(Work required):
From the first entry to the last, copy the material exactly as it stands.

(Extracted entries):

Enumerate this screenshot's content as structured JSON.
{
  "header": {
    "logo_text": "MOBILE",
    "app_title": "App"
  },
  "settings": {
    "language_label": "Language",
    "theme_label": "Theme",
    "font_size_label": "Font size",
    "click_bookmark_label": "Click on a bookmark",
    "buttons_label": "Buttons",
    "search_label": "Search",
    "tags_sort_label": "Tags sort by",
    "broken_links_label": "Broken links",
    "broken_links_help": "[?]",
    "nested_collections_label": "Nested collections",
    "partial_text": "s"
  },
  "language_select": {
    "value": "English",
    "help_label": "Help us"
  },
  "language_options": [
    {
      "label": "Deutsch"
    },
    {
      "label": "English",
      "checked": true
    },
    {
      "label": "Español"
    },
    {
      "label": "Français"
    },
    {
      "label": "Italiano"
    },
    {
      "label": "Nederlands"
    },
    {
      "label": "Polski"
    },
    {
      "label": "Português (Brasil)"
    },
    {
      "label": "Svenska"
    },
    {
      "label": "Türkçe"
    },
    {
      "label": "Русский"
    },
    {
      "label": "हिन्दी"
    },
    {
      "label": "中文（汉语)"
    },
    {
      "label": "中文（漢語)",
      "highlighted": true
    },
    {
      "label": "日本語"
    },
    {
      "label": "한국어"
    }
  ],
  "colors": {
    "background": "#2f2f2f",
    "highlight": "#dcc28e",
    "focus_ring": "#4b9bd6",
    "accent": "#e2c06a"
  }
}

(Exercise output):
Enumerate this screenshot's content as structured JSON.
{
  "header": {
    "logo_text": "MOBILE",
    "app_title": "App"
  },
  "settings": {
    "language_label": "Language",
    "theme_label": "Theme",
    "font_size_label": "Font size",
    "click_bookmark_label": "Click on a bookmark",
    "buttons_label": "Buttons",
    "search_label": "Search",
    "tags_sort_label": "Tags sort by",
    "broken_links_label": "Broken links",
    "broken_links_help": "[?]",
    "nested_collections_label": "Nested collections",
    "partial_text": "s"
  },
  "language_select": {
    "value": "English",
    "help_label": "Help us"
  },
  "language_options": [
    {
      "label": "Deutsch"
    },
    {
      "label": "English",
      "checked": true
    },
    {
      "label": "Español"
    },
    {
      "label": "Français"
    },
    {
      "label": "Italiano"
    },
    {
      "label": "Nederlands"
    },
    {
      "label": "Polski"
    },
    {
      "label": "Português (Brasil)"
    },
    {
      "label": "Svenska"
    },
    {
      "label": "Türkçe"
    },
    {
      "label": "Русский"
    },
    {
      "label": "हिन्दी"
    },
    {
      "label": "中文（汉语)"
    },
    {
      "label": "中文（漢語)",
      "highlighted": true
    },
    {
      "label": "日本語"
    },
    {
      "label": "한국어"
    }
  ],
  "colors": {
    "background": "#2f2f2f",
    "highlight": "#dcc28e",
    "focus_ring": "#4b9bd6",
    "accent": "#e2c06a"
  }
}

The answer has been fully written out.